Tapp, a British Columbia native who gained dual citizenship in the U.S. this year, and his wife, Nicol Lally, have three young children, two daughters and a son.
On Facebook Tuesday, Lally said she would be signing off as an ABC News 10 anchor on July 31.
“Job one is taking care of my family,” Tapp said. “I think everybody’s kind of uncertain here with what’s going to happen in the fall. I believe Union has their plan coming out soon, and I think the Ivy presidents are meeting the end of this week or into next week, so we’ll see what comes out of that.”
Besides the national championship, Tapp said his fondest memories include obvious moments like the Dutchmen’s first Whitelaw Cup in 2012, and the 2016-17, when Mike Vecchione and Spencer Foo scored 63 and 62 points, respectively.
But his answer began with the first moment he stood on the bench at Messa Rink in 2009.
“Just because I was recently wrapped up playing and didn’t really know where I was going to get that excitement back,” he said. “And just being in the rink with that crowd, it gets the hair up the back of your neck. That one sticks out, for sure, my first experience at Messa Rink. I was like, ‘Wow, this is quite the thrill.’
“I think the biggest thing I’ve taken from working with Rick is the honesty that you have to have with your players. I think that’s why our players respect him so much, because it’s honest. The day of playing head games, back in my playing days, probably was a lot more. How Rick manages and holds a standard is impressive. The way he manages the culture and holds those guys accountable, and the expectation of the program and you as a person and everything you represent as a person at Union is impressive, maintaining that standard.”

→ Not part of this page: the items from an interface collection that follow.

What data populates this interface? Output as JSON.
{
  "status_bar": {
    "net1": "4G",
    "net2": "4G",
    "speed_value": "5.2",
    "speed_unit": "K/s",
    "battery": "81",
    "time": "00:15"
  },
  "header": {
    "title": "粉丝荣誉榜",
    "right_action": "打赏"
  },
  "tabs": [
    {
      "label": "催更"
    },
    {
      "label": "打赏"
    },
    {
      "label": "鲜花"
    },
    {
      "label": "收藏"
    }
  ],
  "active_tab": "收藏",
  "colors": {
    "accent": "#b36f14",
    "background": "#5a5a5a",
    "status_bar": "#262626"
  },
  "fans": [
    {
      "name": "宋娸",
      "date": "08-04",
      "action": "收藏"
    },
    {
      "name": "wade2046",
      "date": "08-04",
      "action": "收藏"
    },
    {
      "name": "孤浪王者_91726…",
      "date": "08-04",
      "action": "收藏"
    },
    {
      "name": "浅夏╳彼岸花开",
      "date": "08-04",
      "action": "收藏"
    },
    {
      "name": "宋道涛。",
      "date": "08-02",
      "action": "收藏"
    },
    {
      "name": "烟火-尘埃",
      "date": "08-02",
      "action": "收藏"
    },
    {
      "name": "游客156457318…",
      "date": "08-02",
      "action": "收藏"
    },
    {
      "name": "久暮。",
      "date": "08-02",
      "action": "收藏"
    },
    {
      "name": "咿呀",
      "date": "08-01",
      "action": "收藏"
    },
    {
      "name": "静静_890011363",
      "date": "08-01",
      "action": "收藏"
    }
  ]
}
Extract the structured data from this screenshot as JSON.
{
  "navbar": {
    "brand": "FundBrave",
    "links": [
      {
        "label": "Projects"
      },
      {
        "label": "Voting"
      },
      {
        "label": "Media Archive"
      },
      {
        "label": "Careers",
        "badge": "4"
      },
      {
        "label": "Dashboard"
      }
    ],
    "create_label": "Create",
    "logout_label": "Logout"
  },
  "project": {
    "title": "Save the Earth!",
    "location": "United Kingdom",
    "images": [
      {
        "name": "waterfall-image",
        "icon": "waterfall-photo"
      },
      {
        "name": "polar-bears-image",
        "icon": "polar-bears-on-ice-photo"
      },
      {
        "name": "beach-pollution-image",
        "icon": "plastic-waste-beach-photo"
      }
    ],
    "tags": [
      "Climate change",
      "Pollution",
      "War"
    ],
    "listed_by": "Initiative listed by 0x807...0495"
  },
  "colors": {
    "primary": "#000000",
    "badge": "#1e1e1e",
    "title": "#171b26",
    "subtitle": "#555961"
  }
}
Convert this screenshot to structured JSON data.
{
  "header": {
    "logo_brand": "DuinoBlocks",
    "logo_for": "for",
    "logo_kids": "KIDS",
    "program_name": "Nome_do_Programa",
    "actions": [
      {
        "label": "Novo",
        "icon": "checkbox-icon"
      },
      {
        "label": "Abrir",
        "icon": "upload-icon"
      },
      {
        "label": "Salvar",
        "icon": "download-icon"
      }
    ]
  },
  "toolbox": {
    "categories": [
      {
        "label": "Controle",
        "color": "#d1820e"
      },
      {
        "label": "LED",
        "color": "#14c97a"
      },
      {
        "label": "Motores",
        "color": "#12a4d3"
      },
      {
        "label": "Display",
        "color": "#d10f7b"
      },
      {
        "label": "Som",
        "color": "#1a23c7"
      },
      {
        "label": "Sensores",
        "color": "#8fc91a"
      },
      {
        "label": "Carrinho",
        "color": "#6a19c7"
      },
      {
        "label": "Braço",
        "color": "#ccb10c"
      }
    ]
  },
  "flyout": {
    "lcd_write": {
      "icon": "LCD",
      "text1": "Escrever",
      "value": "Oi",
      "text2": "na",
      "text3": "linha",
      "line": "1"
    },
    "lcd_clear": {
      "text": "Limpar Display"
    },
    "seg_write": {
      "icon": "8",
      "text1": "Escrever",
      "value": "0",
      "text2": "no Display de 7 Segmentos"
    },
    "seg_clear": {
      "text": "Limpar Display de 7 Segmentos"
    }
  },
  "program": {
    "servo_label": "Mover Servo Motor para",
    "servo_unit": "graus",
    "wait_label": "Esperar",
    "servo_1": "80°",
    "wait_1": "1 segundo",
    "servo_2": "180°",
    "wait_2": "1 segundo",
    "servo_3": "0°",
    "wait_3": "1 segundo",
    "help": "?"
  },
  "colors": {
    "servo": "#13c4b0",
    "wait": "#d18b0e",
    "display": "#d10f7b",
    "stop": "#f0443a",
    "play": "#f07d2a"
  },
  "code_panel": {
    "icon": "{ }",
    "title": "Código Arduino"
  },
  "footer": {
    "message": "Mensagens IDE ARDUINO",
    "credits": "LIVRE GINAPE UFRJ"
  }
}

“I must say I was really fortunate that this is only the second time for a staff change; I feel pretty lucky,” Bennett said. “I saw so much development over Jason’s time, from how he interacted to how comfortable he got over the course of time with the team and team settings.
“The [Dartmouth] players are going to know where he stands. And he’s loyal. In today’s day, I’ll never forget that, and I owe a lot to Jason.”